Utterly ridiculous. It’s one thing to leak data, and other thing to ignore the problem and not fix it.
xSocialMedia, a marketing agency on Facebook that runs campaigns for medical malpractice lawsuits, has leaked medical and other data for about 150,000 people.
vpnMentor notes that xSocialMedia might not be subject to HIPAA compliance because patients are free to disclose their health information to the parties of their choice – in this case, by inputting it into a form on one of the advertising firm’s sites.
vpnMentor says it discovered the leak on 2 June. xSocialMedia responded on 11 June and closed the database up on the same day.
What a nice bit of information to wake up to.
Flipboard revealed that an “unauthorized party” accessed its database between June 2, 2018 and March 23, 2019, as well as between April 21-22, 2019.
Chtrbox, a social media marketing firm based in Mumbai, India, exposed an Instagram influencer database online.
Each record in the database contained a record that calculated the worth of each account, based off the number of followers, engagement, reach, likes and shares they had. This was used as a metric to determine how much the company could pay an Instagram celebrity or influencer to post an ad.
At the time of the writing there were 49 million database records, but was increasing by the hour. The database has since been pulled offline.
Stack Overflow confirmed Thursday that it suffered a data breach last week and said that a “very small number” of users had some data exposed.
A research team has uncovered an exposed database hosted on a Microsoft cloud server containing 24GBs of data on over 80 million U.S. households.

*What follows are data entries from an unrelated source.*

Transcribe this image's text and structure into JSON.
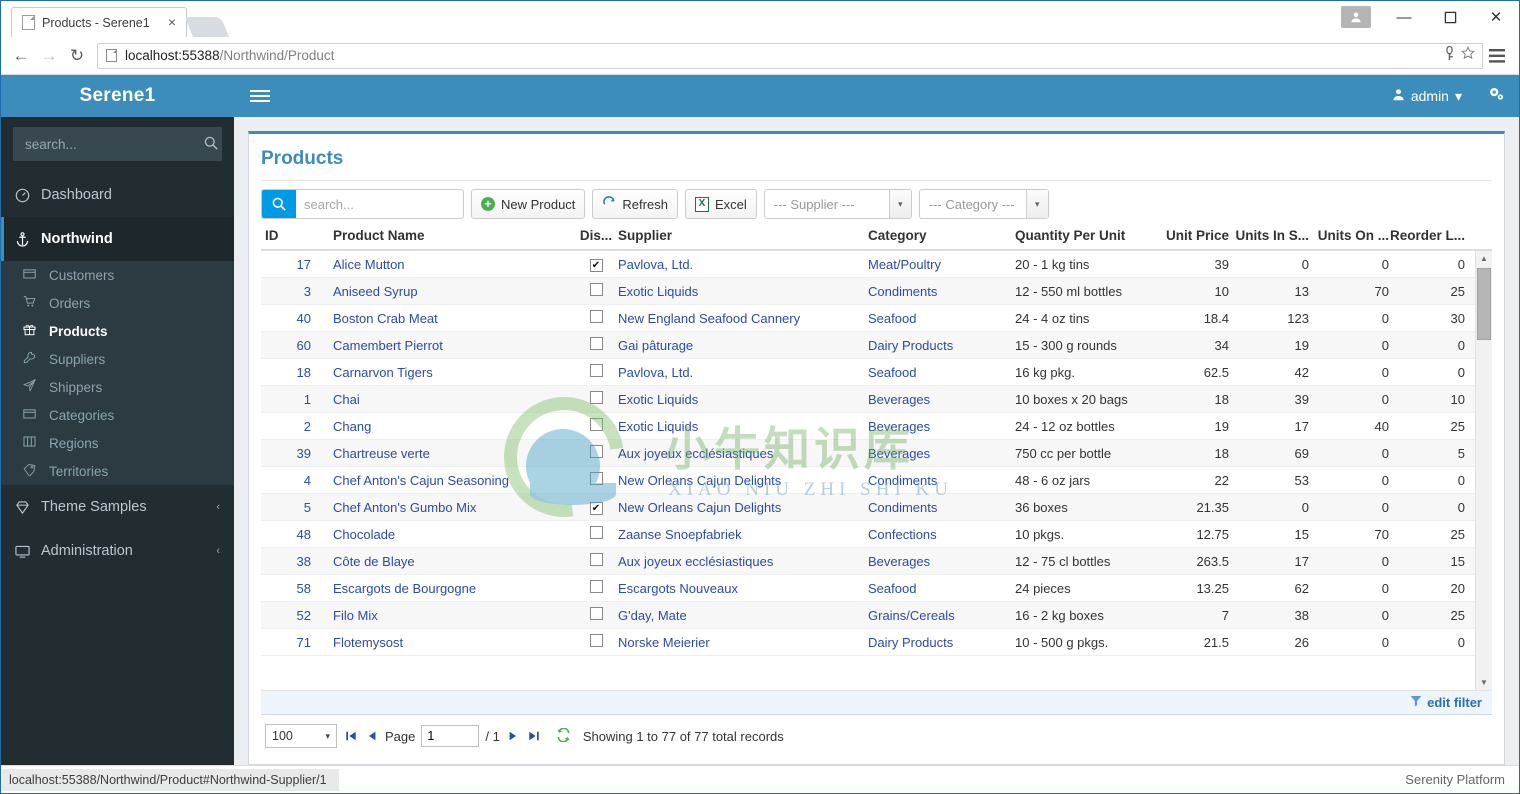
{
  "browser": {
    "tab_title": "Products - Serene1",
    "tab_close": "×",
    "url_host": "localhost:55388",
    "url_path": "/Northwind/Product",
    "back_icon": "←",
    "forward_icon": "→",
    "reload_icon": "↻",
    "minimize": "—",
    "maximize": "☐",
    "close": "✕",
    "user_icon": "●",
    "key_icon": "⚿",
    "star_icon": "☆",
    "menu_icon": "≡"
  },
  "sidebar": {
    "brand": "Serene1",
    "search_placeholder": "search...",
    "search_value": "",
    "search_icon": "⚲",
    "items": [
      {
        "label": "Dashboard",
        "icon": "◔",
        "caret": ""
      },
      {
        "label": "Northwind",
        "icon": "⚓",
        "caret": "ⱟ"
      },
      {
        "label": "Theme Samples",
        "icon": "◆",
        "caret": "‹"
      },
      {
        "label": "Administration",
        "icon": "▣",
        "caret": "‹"
      }
    ],
    "northwind_children": [
      {
        "label": "Customers",
        "icon": "▤"
      },
      {
        "label": "Orders",
        "icon": "⛃"
      },
      {
        "label": "Products",
        "icon": "☗"
      },
      {
        "label": "Suppliers",
        "icon": "⚒"
      },
      {
        "label": "Shippers",
        "icon": "✈"
      },
      {
        "label": "Categories",
        "icon": "▤"
      },
      {
        "label": "Regions",
        "icon": "⌸"
      },
      {
        "label": "Territories",
        "icon": "◇"
      }
    ]
  },
  "topbar": {
    "user": "admin",
    "user_caret": "▾",
    "user_icon": "●",
    "gear_icon": "⚙"
  },
  "page": {
    "title": "Products"
  },
  "toolbar": {
    "search_placeholder": "search...",
    "search_value": "",
    "search_icon": "⚲",
    "new_label": "New Product",
    "new_icon": "+",
    "refresh_label": "Refresh",
    "refresh_icon": "↻",
    "excel_label": "Excel",
    "excel_icon": "X",
    "supplier_filter": "--- Supplier ---",
    "category_filter": "--- Category ---",
    "arrow": "▾"
  },
  "grid": {
    "columns": [
      "ID",
      "Product Name",
      "Dis...",
      "Supplier",
      "Category",
      "Quantity Per Unit",
      "Unit Price",
      "Units In S...",
      "Units On ...",
      "Reorder L..."
    ],
    "checked_glyph": "✔",
    "rows": [
      {
        "id": "17",
        "name": "Alice Mutton",
        "discontinued": true,
        "supplier": "Pavlova, Ltd.",
        "category": "Meat/Poultry",
        "qpu": "20 - 1 kg tins",
        "price": "39",
        "in_stock": "0",
        "on_order": "0",
        "reorder": "0"
      },
      {
        "id": "3",
        "name": "Aniseed Syrup",
        "discontinued": false,
        "supplier": "Exotic Liquids",
        "category": "Condiments",
        "qpu": "12 - 550 ml bottles",
        "price": "10",
        "in_stock": "13",
        "on_order": "70",
        "reorder": "25"
      },
      {
        "id": "40",
        "name": "Boston Crab Meat",
        "discontinued": false,
        "supplier": "New England Seafood Cannery",
        "category": "Seafood",
        "qpu": "24 - 4 oz tins",
        "price": "18.4",
        "in_stock": "123",
        "on_order": "0",
        "reorder": "30"
      },
      {
        "id": "60",
        "name": "Camembert Pierrot",
        "discontinued": false,
        "supplier": "Gai pâturage",
        "category": "Dairy Products",
        "qpu": "15 - 300 g rounds",
        "price": "34",
        "in_stock": "19",
        "on_order": "0",
        "reorder": "0"
      },
      {
        "id": "18",
        "name": "Carnarvon Tigers",
        "discontinued": false,
        "supplier": "Pavlova, Ltd.",
        "category": "Seafood",
        "qpu": "16 kg pkg.",
        "price": "62.5",
        "in_stock": "42",
        "on_order": "0",
        "reorder": "0"
      },
      {
        "id": "1",
        "name": "Chai",
        "discontinued": false,
        "supplier": "Exotic Liquids",
        "category": "Beverages",
        "qpu": "10 boxes x 20 bags",
        "price": "18",
        "in_stock": "39",
        "on_order": "0",
        "reorder": "10"
      },
      {
        "id": "2",
        "name": "Chang",
        "discontinued": false,
        "supplier": "Exotic Liquids",
        "category": "Beverages",
        "qpu": "24 - 12 oz bottles",
        "price": "19",
        "in_stock": "17",
        "on_order": "40",
        "reorder": "25"
      },
      {
        "id": "39",
        "name": "Chartreuse verte",
        "discontinued": false,
        "supplier": "Aux joyeux ecclésiastiques",
        "category": "Beverages",
        "qpu": "750 cc per bottle",
        "price": "18",
        "in_stock": "69",
        "on_order": "0",
        "reorder": "5"
      },
      {
        "id": "4",
        "name": "Chef Anton's Cajun Seasoning",
        "discontinued": false,
        "supplier": "New Orleans Cajun Delights",
        "category": "Condiments",
        "qpu": "48 - 6 oz jars",
        "price": "22",
        "in_stock": "53",
        "on_order": "0",
        "reorder": "0"
      },
      {
        "id": "5",
        "name": "Chef Anton's Gumbo Mix",
        "discontinued": true,
        "supplier": "New Orleans Cajun Delights",
        "category": "Condiments",
        "qpu": "36 boxes",
        "price": "21.35",
        "in_stock": "0",
        "on_order": "0",
        "reorder": "0"
      },
      {
        "id": "48",
        "name": "Chocolade",
        "discontinued": false,
        "supplier": "Zaanse Snoepfabriek",
        "category": "Confections",
        "qpu": "10 pkgs.",
        "price": "12.75",
        "in_stock": "15",
        "on_order": "70",
        "reorder": "25"
      },
      {
        "id": "38",
        "name": "Côte de Blaye",
        "discontinued": false,
        "supplier": "Aux joyeux ecclésiastiques",
        "category": "Beverages",
        "qpu": "12 - 75 cl bottles",
        "price": "263.5",
        "in_stock": "17",
        "on_order": "0",
        "reorder": "15"
      },
      {
        "id": "58",
        "name": "Escargots de Bourgogne",
        "discontinued": false,
        "supplier": "Escargots Nouveaux",
        "category": "Seafood",
        "qpu": "24 pieces",
        "price": "13.25",
        "in_stock": "62",
        "on_order": "0",
        "reorder": "20"
      },
      {
        "id": "52",
        "name": "Filo Mix",
        "discontinued": false,
        "supplier": "G'day, Mate",
        "category": "Grains/Cereals",
        "qpu": "16 - 2 kg boxes",
        "price": "7",
        "in_stock": "38",
        "on_order": "0",
        "reorder": "25"
      },
      {
        "id": "71",
        "name": "Flotemysost",
        "discontinued": false,
        "supplier": "Norske Meierier",
        "category": "Dairy Products",
        "qpu": "10 - 500 g pkgs.",
        "price": "21.5",
        "in_stock": "26",
        "on_order": "0",
        "reorder": "0"
      }
    ]
  },
  "filterbar": {
    "edit_filter": "edit filter",
    "funnel_icon": "▽"
  },
  "pager": {
    "page_size": "100",
    "page_size_arrow": "▾",
    "first_icon": "⏮",
    "prev_icon": "◂",
    "page_label": "Page",
    "page_value": "1",
    "page_total": "/ 1",
    "next_icon": "▸",
    "last_icon": "⏭",
    "refresh_icon": "♻",
    "status": "Showing 1 to 77 of 77 total records"
  },
  "statusbar": {
    "url": "localhost:55388/Northwind/Product#Northwind-Supplier/1",
    "platform": "Serenity Platform"
  },
  "watermark": {
    "text": "小牛知识库",
    "sub": "XIAO NIU ZHI SHI KU"
  },
  "colors": {
    "brand_blue": "#3c8dbc",
    "sidebar_dark": "#222d32",
    "submenu": "#2c3b41",
    "link_blue": "#2a4bab",
    "accent_cyan": "#0099e5"
  }
}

Over 100,000 open databases were found on Amazon Cloud and contained the personal information of millions of Facebook users.